Saturday, March 13, 2010

Tampa Bay Still Low on Jobs...

... which is no surprise to those of us living in this town.
If you are an hourly worker here in Tampa, then you know how rough it is trying to find even a temp job, much less a permanent one.
So how bad is it here?
Florida's unemployment rate was 11.9 percent for January, tying a high which was set almost 35 years ago, while Tampa was even higher at 13.1 percent.

A group of state economists recently predicted unemployment in Florida would top out at 12.3 percent by this fall before a slow crawl back toward the single digits.
"Unfortunately, we caught the brunt of this recession," said University of Central Florida economist Sean Snaith. "I think we're in the last phases of the labor market's worsening."

I've been fortunate enough to find a somewhat steady job through a day labor temp service, but that job is subject to end at any time without notice. Many down here in Tampa are not that lucky and are etching out an existence on only a few hours of work per week. Some good news may be forthcoming though.
The St. Petersburg Times reported last week that Florida had lined up 900 projects that could result in nearly 10,600 short-term jobs but was held up waiting for federal approval.
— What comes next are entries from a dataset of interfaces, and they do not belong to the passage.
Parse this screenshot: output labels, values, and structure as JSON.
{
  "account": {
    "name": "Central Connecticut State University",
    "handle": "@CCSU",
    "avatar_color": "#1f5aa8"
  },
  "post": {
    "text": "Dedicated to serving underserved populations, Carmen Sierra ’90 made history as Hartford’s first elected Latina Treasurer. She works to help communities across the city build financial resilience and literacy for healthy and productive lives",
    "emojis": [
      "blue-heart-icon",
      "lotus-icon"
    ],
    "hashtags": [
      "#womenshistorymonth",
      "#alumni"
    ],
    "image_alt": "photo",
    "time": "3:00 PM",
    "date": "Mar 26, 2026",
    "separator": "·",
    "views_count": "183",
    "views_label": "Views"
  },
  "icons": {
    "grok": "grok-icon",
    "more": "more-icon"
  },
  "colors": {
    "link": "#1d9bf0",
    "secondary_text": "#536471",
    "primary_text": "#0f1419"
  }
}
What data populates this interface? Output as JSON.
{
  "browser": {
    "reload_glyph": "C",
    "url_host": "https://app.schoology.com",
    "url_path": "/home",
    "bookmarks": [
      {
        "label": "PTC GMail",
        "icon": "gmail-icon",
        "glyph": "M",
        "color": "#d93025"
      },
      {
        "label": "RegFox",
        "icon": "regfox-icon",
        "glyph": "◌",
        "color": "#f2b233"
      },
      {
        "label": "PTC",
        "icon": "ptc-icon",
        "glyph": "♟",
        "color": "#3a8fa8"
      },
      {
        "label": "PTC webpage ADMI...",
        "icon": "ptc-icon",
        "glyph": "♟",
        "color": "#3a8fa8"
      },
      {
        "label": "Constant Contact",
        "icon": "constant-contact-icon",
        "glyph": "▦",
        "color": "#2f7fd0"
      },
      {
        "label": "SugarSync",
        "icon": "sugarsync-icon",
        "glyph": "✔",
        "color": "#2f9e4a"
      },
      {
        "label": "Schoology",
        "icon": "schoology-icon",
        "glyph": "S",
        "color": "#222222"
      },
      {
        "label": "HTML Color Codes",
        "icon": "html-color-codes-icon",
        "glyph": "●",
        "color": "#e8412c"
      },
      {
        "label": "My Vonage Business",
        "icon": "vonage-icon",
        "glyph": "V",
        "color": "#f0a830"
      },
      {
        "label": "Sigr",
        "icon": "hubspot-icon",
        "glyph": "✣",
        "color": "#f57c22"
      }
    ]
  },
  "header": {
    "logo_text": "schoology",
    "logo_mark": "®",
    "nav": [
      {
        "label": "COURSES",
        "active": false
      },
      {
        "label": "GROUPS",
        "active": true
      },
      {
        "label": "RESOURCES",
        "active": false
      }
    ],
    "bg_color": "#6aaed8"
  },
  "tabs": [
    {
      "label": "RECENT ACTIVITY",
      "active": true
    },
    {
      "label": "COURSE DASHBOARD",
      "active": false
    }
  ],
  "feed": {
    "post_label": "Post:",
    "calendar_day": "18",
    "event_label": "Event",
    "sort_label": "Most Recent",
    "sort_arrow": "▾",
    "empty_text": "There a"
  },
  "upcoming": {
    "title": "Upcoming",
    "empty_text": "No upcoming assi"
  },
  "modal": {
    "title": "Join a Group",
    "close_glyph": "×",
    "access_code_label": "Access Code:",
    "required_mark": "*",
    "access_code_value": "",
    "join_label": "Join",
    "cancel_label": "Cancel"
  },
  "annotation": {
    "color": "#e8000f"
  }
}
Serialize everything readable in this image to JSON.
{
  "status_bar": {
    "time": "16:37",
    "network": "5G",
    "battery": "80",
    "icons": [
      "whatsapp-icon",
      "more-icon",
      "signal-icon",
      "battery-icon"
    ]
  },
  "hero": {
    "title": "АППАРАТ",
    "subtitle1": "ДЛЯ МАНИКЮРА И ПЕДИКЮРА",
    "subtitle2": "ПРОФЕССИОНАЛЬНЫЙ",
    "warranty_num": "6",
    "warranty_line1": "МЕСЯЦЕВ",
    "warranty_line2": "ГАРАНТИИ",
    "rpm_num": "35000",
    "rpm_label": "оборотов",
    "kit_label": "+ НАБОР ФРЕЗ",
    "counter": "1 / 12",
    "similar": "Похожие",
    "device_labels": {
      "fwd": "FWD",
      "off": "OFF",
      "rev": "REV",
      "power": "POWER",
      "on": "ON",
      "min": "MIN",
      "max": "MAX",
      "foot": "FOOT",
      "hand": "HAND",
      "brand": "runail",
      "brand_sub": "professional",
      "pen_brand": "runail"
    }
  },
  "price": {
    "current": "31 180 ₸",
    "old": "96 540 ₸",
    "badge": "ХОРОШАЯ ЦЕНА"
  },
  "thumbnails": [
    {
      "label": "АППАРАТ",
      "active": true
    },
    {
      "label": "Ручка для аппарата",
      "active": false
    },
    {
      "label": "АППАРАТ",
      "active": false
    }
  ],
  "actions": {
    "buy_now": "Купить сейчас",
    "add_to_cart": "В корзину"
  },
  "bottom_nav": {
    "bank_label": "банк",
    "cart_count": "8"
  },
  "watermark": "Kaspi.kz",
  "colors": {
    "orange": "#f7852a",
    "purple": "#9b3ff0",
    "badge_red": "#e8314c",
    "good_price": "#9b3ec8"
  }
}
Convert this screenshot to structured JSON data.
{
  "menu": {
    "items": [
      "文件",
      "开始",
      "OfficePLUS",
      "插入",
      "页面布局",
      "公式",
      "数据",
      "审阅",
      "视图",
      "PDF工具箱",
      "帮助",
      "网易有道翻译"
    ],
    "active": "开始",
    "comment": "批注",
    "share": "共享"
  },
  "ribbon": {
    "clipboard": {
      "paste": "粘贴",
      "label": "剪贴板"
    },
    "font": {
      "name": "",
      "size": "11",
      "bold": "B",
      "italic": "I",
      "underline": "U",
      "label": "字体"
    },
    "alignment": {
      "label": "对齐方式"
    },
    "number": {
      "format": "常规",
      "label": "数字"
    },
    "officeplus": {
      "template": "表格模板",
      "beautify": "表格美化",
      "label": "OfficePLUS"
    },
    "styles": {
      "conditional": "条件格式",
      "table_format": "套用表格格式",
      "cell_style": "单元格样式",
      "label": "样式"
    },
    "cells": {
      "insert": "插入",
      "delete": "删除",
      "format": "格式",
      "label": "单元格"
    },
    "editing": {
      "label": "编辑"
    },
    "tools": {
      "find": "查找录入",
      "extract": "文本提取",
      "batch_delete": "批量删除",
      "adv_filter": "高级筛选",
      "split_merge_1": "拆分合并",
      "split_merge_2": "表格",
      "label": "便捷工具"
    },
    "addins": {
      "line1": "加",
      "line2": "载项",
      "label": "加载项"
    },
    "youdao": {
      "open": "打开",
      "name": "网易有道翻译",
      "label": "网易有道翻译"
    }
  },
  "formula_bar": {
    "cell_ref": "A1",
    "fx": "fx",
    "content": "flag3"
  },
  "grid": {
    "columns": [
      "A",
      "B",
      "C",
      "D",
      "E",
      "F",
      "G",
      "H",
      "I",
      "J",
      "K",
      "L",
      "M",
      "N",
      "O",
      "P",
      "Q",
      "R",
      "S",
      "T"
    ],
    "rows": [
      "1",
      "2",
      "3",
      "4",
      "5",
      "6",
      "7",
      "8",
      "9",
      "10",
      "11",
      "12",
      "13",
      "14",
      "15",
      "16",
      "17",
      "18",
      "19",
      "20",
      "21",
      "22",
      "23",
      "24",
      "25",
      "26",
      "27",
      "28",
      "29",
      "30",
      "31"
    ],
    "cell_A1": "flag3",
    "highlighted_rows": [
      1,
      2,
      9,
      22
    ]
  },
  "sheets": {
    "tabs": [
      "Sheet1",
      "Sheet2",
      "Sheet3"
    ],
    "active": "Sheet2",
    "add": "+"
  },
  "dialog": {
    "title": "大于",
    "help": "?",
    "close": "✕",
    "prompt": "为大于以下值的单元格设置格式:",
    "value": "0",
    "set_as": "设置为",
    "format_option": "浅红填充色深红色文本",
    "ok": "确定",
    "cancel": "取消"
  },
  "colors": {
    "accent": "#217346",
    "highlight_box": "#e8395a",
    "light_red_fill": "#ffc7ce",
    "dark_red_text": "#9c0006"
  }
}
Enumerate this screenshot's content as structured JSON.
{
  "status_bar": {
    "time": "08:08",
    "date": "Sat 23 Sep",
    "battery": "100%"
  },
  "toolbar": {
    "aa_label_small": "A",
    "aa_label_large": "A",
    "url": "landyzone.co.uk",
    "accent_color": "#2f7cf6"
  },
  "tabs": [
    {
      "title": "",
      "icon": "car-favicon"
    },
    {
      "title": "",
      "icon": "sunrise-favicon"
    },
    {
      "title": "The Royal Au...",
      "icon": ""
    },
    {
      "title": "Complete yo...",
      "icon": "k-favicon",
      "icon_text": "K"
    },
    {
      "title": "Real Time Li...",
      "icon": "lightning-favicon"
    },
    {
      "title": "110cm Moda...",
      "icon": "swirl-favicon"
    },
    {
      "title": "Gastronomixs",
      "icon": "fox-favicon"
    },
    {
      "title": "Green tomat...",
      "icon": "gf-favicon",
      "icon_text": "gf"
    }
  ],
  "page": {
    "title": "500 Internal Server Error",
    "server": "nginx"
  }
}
Under the Back to Work program, stimulus funds would pay for up to 95 percent of salary and training costs for new hires if employers agree to keep those jobs until at least September.
Some of the most stunning statistics out Wednesday were on the local level, with the Tampa Bay area posting the highest rate among major metropolitan areas.

The last time state unemployment was at 11.9 percent was May 1975, the highest point since the state started tracking such data in 1970. Comparable figures for national jobless rates during the Depression era are not available but were believed to be about 25 percent.
Florida's unemployment rate remains substantially higher than the national average, which was 9.7 percent in February and appears to be near a peak.